You are here

Clements Library (William L. Clements Library of Americana)

-A A +A
William L. Clements Library of Americana
1922–1923, Albert Kahn and Ernest Wilby. 909 S. University Ave.

The Clements Library is one of the premier buildings on the campus and was Kahn's own favorite among all the buildings he did. It houses the collection of American manuscripts that William Lawrence Clements (1861–1934), an alumnus and regent of the University of Michigan, bequeathed to the university in 1922. Kahn and associate Wilby of Detroit designed the library to Clements's wishes and employed a late Italian Renaissance variety of Beaux-Arts classicism. It is a handsome building that may have been inspired by Vignola's casino for the gardens of the Palazzo Farnese at Caprarola, which Kahn may have photographed on one of his many visits abroad. It may have been more directly influenced by McKim, Mead and White's Butler Art Institute of 1917 in Youngstown, Ohio.

The Indiana limestone library is approached by a broad-stepped terrace that ascends to a triple arcade supported on two slender Corinthian columns. This forms a screen to a loggia that was originally tiled, with vaulted ceilings in gold and blue mosaic. Three bronze doors with grilles provide access to the main room. The interior employs rich materials and colors appropriate to the library's exclusivity.

Writing Credits

Author: 
Kathryn Bishop Eckert

If SAH Archipedia has been useful to you, please consider supporting it.

SAH Archipedia tells the story of the United States through its buildings, landscapes, and cities. This freely available resource empowers the public with authoritative knowledge that deepens their understanding and appreciation of the built environment.
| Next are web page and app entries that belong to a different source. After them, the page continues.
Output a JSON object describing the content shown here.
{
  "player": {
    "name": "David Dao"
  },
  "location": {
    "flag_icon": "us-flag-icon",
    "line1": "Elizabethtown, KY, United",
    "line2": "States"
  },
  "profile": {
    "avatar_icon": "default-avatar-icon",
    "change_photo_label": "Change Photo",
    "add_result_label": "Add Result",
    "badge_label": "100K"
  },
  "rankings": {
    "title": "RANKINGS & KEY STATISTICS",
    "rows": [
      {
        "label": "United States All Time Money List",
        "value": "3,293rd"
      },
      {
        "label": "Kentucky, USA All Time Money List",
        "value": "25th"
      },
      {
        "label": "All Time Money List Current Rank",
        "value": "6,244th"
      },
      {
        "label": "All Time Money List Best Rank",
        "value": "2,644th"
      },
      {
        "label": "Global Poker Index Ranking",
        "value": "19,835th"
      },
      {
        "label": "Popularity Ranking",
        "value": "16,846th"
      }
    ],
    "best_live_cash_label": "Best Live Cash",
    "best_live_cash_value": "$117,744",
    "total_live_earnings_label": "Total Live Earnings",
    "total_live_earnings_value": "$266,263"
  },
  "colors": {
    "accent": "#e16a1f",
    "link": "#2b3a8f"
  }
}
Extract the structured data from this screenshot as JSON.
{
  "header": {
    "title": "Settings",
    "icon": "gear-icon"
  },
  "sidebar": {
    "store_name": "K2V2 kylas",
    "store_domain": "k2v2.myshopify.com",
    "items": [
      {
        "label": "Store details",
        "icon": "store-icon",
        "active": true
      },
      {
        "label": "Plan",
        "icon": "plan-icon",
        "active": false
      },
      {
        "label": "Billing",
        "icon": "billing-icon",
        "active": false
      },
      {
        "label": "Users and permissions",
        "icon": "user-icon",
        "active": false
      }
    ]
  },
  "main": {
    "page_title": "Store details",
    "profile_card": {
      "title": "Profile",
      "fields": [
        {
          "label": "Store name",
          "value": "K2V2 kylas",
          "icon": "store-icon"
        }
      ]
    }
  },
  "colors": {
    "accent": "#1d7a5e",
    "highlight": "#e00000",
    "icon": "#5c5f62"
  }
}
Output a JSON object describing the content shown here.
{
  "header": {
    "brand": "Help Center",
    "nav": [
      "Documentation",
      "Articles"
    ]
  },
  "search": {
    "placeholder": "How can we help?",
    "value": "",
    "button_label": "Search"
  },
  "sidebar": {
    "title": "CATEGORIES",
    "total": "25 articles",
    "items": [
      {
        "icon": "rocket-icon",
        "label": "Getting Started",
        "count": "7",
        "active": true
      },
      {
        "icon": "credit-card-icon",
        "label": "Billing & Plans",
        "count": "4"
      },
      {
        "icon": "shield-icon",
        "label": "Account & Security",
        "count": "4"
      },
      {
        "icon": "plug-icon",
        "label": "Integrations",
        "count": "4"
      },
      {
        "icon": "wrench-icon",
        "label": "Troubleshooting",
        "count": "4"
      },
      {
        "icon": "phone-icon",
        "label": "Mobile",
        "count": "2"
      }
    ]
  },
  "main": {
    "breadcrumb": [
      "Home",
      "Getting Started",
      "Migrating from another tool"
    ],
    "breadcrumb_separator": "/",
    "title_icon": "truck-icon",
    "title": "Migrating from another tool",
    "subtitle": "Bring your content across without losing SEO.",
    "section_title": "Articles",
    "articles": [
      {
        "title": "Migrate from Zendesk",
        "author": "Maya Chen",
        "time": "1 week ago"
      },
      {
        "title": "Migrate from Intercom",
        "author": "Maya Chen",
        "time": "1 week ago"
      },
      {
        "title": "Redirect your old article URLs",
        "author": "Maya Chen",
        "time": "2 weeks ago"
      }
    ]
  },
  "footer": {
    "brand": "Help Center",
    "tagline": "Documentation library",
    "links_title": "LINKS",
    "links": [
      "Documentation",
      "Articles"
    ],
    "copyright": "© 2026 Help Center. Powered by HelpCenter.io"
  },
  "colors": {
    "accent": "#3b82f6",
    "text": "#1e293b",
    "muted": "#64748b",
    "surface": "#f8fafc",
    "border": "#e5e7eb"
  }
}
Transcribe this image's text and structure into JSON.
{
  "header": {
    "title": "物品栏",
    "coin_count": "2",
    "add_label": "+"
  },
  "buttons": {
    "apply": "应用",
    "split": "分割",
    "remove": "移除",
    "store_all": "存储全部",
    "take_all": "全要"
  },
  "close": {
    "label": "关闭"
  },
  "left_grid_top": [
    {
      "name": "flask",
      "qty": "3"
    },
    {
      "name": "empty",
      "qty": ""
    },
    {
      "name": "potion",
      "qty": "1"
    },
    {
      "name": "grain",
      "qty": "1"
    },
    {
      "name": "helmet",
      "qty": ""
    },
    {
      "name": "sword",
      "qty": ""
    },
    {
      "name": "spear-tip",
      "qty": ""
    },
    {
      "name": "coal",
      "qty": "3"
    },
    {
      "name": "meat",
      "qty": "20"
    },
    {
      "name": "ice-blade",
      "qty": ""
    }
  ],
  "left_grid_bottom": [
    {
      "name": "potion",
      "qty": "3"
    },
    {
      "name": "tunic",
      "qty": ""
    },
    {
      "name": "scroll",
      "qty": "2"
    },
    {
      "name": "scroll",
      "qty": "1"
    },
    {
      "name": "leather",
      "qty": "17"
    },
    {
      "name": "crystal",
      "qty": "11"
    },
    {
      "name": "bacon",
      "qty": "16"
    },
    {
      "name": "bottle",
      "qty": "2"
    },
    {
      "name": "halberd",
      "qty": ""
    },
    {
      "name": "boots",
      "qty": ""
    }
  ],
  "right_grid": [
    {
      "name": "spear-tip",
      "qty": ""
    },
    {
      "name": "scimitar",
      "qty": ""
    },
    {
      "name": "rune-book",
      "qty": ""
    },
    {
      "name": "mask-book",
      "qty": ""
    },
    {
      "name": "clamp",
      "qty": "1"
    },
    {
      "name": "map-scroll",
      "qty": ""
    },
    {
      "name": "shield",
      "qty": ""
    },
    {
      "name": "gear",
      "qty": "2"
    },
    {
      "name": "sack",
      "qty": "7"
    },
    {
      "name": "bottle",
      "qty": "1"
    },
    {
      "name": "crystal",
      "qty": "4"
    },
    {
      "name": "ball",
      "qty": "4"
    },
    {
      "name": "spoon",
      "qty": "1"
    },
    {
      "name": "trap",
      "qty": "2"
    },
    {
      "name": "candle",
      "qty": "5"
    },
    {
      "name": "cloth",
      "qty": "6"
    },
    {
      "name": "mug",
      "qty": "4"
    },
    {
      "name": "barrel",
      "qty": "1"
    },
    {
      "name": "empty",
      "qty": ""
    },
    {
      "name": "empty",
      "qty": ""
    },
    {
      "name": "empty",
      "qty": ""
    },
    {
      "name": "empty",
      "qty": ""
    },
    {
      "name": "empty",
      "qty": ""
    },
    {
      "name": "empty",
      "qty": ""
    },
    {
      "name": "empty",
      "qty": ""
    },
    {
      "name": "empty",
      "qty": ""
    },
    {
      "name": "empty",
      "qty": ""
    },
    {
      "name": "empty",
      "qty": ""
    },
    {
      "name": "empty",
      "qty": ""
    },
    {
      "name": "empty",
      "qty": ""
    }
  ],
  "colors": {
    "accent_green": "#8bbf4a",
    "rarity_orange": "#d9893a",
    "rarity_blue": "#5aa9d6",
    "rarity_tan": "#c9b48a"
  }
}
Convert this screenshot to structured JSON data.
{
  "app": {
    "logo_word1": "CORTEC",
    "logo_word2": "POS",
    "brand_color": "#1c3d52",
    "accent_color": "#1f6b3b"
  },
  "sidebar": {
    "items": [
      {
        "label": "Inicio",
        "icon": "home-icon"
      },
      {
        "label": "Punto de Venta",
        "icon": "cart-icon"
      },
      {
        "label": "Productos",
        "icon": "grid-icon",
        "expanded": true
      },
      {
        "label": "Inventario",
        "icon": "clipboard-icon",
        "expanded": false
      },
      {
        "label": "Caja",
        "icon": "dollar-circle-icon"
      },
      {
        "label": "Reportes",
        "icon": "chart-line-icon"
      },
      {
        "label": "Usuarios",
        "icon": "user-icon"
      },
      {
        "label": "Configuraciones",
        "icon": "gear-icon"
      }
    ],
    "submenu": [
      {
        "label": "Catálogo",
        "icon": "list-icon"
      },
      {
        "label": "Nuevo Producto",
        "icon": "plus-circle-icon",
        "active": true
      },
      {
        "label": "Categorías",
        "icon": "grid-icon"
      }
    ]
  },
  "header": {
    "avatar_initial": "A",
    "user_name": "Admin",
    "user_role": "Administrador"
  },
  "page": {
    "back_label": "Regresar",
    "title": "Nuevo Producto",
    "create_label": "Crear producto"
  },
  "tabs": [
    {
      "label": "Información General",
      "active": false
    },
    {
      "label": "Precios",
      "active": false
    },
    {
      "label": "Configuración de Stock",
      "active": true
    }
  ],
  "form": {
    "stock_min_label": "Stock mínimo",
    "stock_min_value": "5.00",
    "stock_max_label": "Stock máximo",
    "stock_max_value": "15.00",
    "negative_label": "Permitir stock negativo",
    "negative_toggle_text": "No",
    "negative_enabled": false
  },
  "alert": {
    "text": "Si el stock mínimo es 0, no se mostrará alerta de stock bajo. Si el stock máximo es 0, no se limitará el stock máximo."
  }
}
But the Society of Architectural Historians, which created SAH Archipedia with University of Virginia Press, needs your support to maintain the high-caliber research, writing, photography, cartography, editing, design, and programming that make SAH Archipedia a trusted online resource available to all who value the history of place, heritage tourism, and learning.

, ,